|Low initial investment||High upfront investment for initial setup|
|Quick go-live time of 2 weeks||Long implementation period of several weeks/months|
|Integrated Solution with SFA + DMS + Retailer App + Business Intelligence||Only DMS, with expensive and time-consuming integration with other products|
|Easy to use application (designed for use without training by a paanchvi-paas person)||Expensive, time-consuming training and support|
|Expert consulting and training services||Additional support only at heavy additional cost|
|KPI-based evangelization services to drive usage||Usage must be driven by management|
|Flexible pay as you grow pricing option, simple contract and renewal terms: Customer can opt out easily||High one-time licensing fee: Customer is locked in to the platform and exit is difficult and expensive|
|Upgrades and feature enhancements free of cost for lifetime||Static installation that gets outdated quickly and must be updated by the customer at additional cost|
|Cloud Infrastructure need not be planned for peak load/growth; utilization is always efficient||Infrastructure needs to accommodate peak load/growth; utilization is sub-optimal|
|Zero down time in the last 24 months; disaster recovery in place at no extra cost||Business continuity/disaster recovery needs to be planned|
|Integrations can be done quickly with standard APIs in half the time as on-premise||Integration complexity is very high: every additional requirement is a customization at additional cost and timelines|
|Standard and published APIs||No standard and published APIs|
|Access to cutting edge innovations like Bizom Arena, gamification of sales, and patented image recognition tool 35 hawk for merchandising automation||No proactive product improvements; any change is only specific to the client, hence no cross leverage of feature/functionality|
|Bizom is built as an agile platform and it can make customizations quickly and easily via configuration||Every additional requirement is a product level customization at additional cost and long timelines|
|Platform approach allows quick configuration: Bizom DMs deployed pan India in under 6 months with clients like Gowardhan, Ramdev Food Products, and HRI||Implementations at several large manufacturers are not deployed pan India despite extended timelines
BENEFITS FOR DISTRIBUTORS
Distributors derive the following benefits from Bizom DMS:
1. Improved Inventory management:
– Automated alerts to avoid stock outs
– Ideal stocking based on sale patterns
– Salable and non-salable returns management
2. Visibility on primary fill rate:
– Know availability of stock at warehouse
– Get Information on in-transit stock and delivery date
3. Quicker processing of claims:
– Eliminate the need for shipping paper bills
– Automated compiling of secondary scheme claims
– Quicker processing of claims owing to digital data
4. Credit management:
– Distributors can manage sales ledgers of the retails
– Manage credit allowances
– Track bank transactions
Last but not the least, Bizom offers a one-stop solution with seamless integration between Bizom’s sales force automation (SFA), retail execution & merchandising applications, and cutting edge analytics.
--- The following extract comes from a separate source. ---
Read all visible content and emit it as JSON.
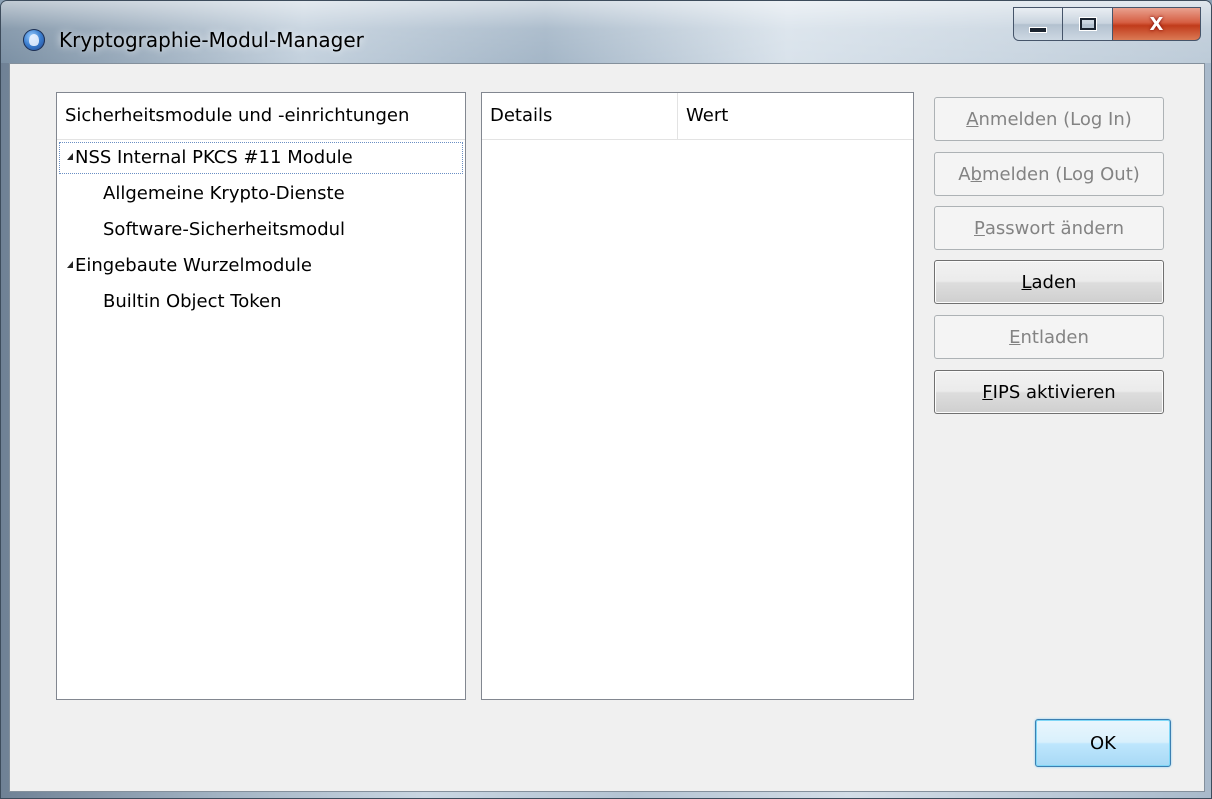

Such an integration allows brands a 360-degree view of their downstream supply chain and delivers actionable insights based on data, not guesswork.
To get the Bizom online, mobile-first DMS advantage, reach out to our sales team at email@example.com or call us at +91 – 9686193797.
What challenges are you facing in managing your distribution network? What is holding you back from achieving success in channel management and sales? Write to us and let us know so we can build solutions together.
Nisha is a writer and editor with over two decades of experience writing for new and old media. She believes there’s too much content out there and solemnly promises only to publish content that adds value to the conversation.